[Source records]
▼
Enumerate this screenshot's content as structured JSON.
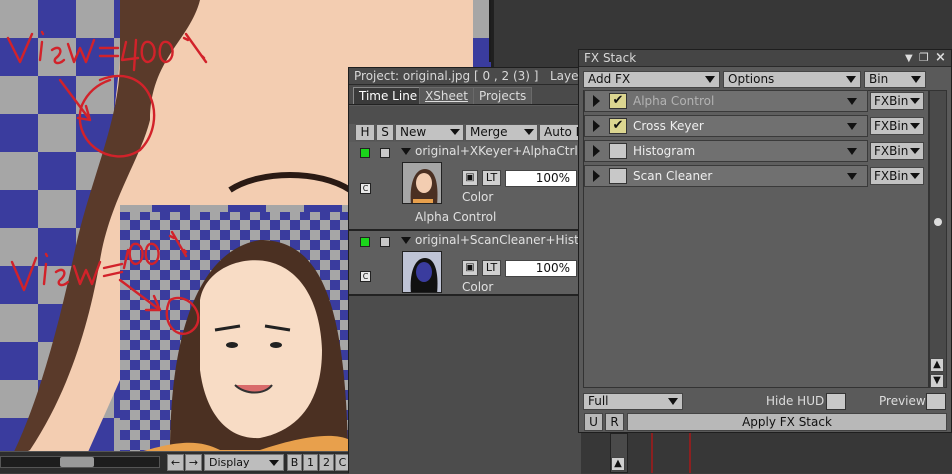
{
  "viewer": {
    "annotation_large": "view=400%",
    "annotation_small": "view=100%",
    "toolbar": {
      "display_label": "Display",
      "b_label": "B",
      "one_label": "1",
      "two_label": "2",
      "c_label": "C"
    }
  },
  "timeline": {
    "title": "Project: original.jpg [ 0 , 2  (3) ]",
    "title_suffix": "Layer:",
    "tabs": [
      "Time Line",
      "XSheet",
      "Projects"
    ],
    "columns": {
      "h": "H",
      "s": "S",
      "new": "New",
      "merge": "Merge",
      "auto": "Auto F"
    },
    "layers": [
      {
        "name": "original+XKeyer+AlphaCtrl",
        "opacity": "100%",
        "lock_label": "ὑ2",
        "lt_label": "LT",
        "mode": "Color",
        "fx_label": "Alpha Control",
        "badge": "C"
      },
      {
        "name": "original+ScanCleaner+Histo",
        "opacity": "100%",
        "lt_label": "LT",
        "mode": "Color",
        "badge": "C"
      }
    ]
  },
  "fx_stack": {
    "title": "FX Stack",
    "add_fx": "Add FX",
    "options": "Options",
    "bin": "Bin",
    "items": [
      {
        "name": "Alpha Control",
        "checked": true,
        "bin": "FXBin"
      },
      {
        "name": "Cross Keyer",
        "checked": true,
        "bin": "FXBin"
      },
      {
        "name": "Histogram",
        "checked": false,
        "bin": "FXBin"
      },
      {
        "name": "Scan Cleaner",
        "checked": false,
        "bin": "FXBin"
      }
    ],
    "quality": "Full",
    "hide_hud": "Hide HUD",
    "preview": "Preview",
    "u_label": "U",
    "r_label": "R",
    "apply_label": "Apply FX Stack"
  },
  "colors": {
    "accent_green": "#1bd51b",
    "annotation_red": "#d2222a",
    "checker_blue": "#3a3c9e"
  }
}
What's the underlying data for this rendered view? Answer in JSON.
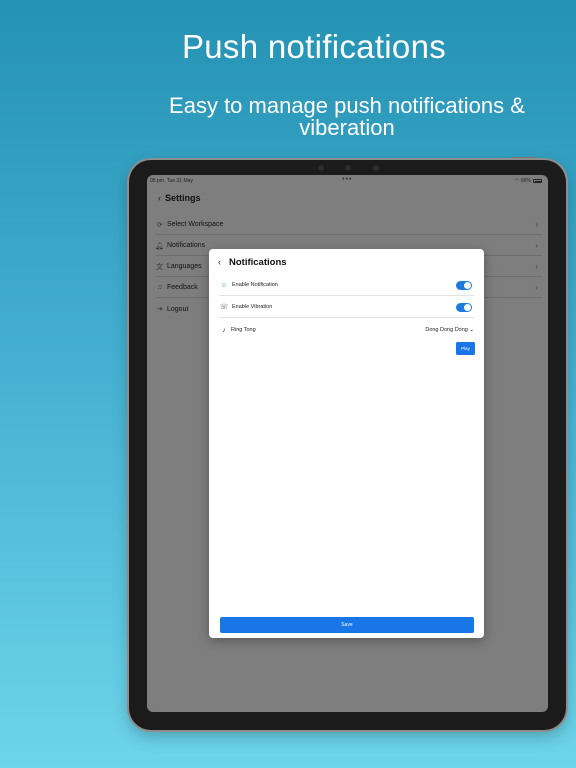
{
  "headline": "Push notifications",
  "subheadline": "Easy to manage push notifications & viberation",
  "status_bar": {
    "time": "05 pm",
    "date": "Tue 31 May",
    "battery": "66%"
  },
  "settings": {
    "title": "Settings",
    "items": [
      {
        "label": "Select Workspace",
        "icon": "switch-icon"
      },
      {
        "label": "Notifications",
        "icon": "bell-icon"
      },
      {
        "label": "Languages",
        "icon": "translate-icon"
      },
      {
        "label": "Feedback",
        "icon": "headphones-icon"
      },
      {
        "label": "Logout",
        "icon": "logout-icon"
      }
    ]
  },
  "modal": {
    "title": "Notifications",
    "enable_notification": {
      "label": "Enable Notification",
      "icon": "smile-icon",
      "on": true
    },
    "enable_vibration": {
      "label": "Enable Vibration",
      "icon": "vibration-icon",
      "on": true
    },
    "ring_tone": {
      "label": "Ring Tong",
      "icon": "music-note-icon",
      "value": "Dong Dong Dong"
    },
    "play_label": "Play",
    "save_label": "Save"
  },
  "colors": {
    "accent": "#1976e8",
    "bg_top": "#2492b3",
    "bg_bottom": "#6dd4ea"
  }
}
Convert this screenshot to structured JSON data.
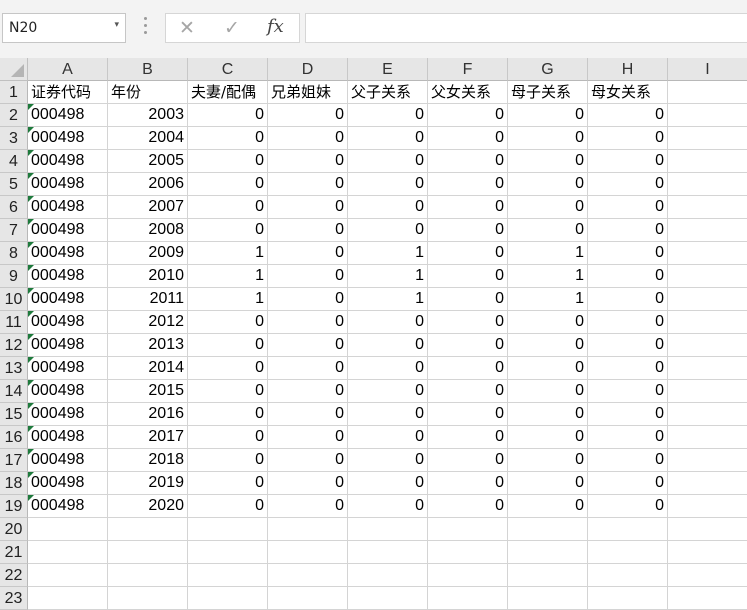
{
  "formula_bar": {
    "name_box": "N20",
    "name_box_arrow": "▾",
    "cancel_icon": "✕",
    "enter_icon": "✓",
    "fx_label": "fx",
    "formula_value": ""
  },
  "sheet": {
    "columns": [
      "A",
      "B",
      "C",
      "D",
      "E",
      "F",
      "G",
      "H",
      "I"
    ],
    "row_numbers": [
      "1",
      "2",
      "3",
      "4",
      "5",
      "6",
      "7",
      "8",
      "9",
      "10",
      "11",
      "12",
      "13",
      "14",
      "15",
      "16",
      "17",
      "18",
      "19",
      "20",
      "21",
      "22",
      "23"
    ],
    "header_row": [
      "证券代码",
      "年份",
      "夫妻/配偶",
      "兄弟姐妹",
      "父子关系",
      "父女关系",
      "母子关系",
      "母女关系",
      ""
    ],
    "rows": [
      [
        "000498",
        "2003",
        "0",
        "0",
        "0",
        "0",
        "0",
        "0"
      ],
      [
        "000498",
        "2004",
        "0",
        "0",
        "0",
        "0",
        "0",
        "0"
      ],
      [
        "000498",
        "2005",
        "0",
        "0",
        "0",
        "0",
        "0",
        "0"
      ],
      [
        "000498",
        "2006",
        "0",
        "0",
        "0",
        "0",
        "0",
        "0"
      ],
      [
        "000498",
        "2007",
        "0",
        "0",
        "0",
        "0",
        "0",
        "0"
      ],
      [
        "000498",
        "2008",
        "0",
        "0",
        "0",
        "0",
        "0",
        "0"
      ],
      [
        "000498",
        "2009",
        "1",
        "0",
        "1",
        "0",
        "1",
        "0"
      ],
      [
        "000498",
        "2010",
        "1",
        "0",
        "1",
        "0",
        "1",
        "0"
      ],
      [
        "000498",
        "2011",
        "1",
        "0",
        "1",
        "0",
        "1",
        "0"
      ],
      [
        "000498",
        "2012",
        "0",
        "0",
        "0",
        "0",
        "0",
        "0"
      ],
      [
        "000498",
        "2013",
        "0",
        "0",
        "0",
        "0",
        "0",
        "0"
      ],
      [
        "000498",
        "2014",
        "0",
        "0",
        "0",
        "0",
        "0",
        "0"
      ],
      [
        "000498",
        "2015",
        "0",
        "0",
        "0",
        "0",
        "0",
        "0"
      ],
      [
        "000498",
        "2016",
        "0",
        "0",
        "0",
        "0",
        "0",
        "0"
      ],
      [
        "000498",
        "2017",
        "0",
        "0",
        "0",
        "0",
        "0",
        "0"
      ],
      [
        "000498",
        "2018",
        "0",
        "0",
        "0",
        "0",
        "0",
        "0"
      ],
      [
        "000498",
        "2019",
        "0",
        "0",
        "0",
        "0",
        "0",
        "0"
      ],
      [
        "000498",
        "2020",
        "0",
        "0",
        "0",
        "0",
        "0",
        "0"
      ]
    ],
    "colors": {
      "header_bg": "#e6e6e6",
      "gridline": "#d4d4d4",
      "error_flag": "#1e7a3c"
    }
  }
}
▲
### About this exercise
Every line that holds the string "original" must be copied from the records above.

### Task result
    "title": "Project: original.jpg [ 0 , 2  (3) ]",
        "name": "original+XKeyer+AlphaCtrl",
        "name": "original+ScanCleaner+Histo",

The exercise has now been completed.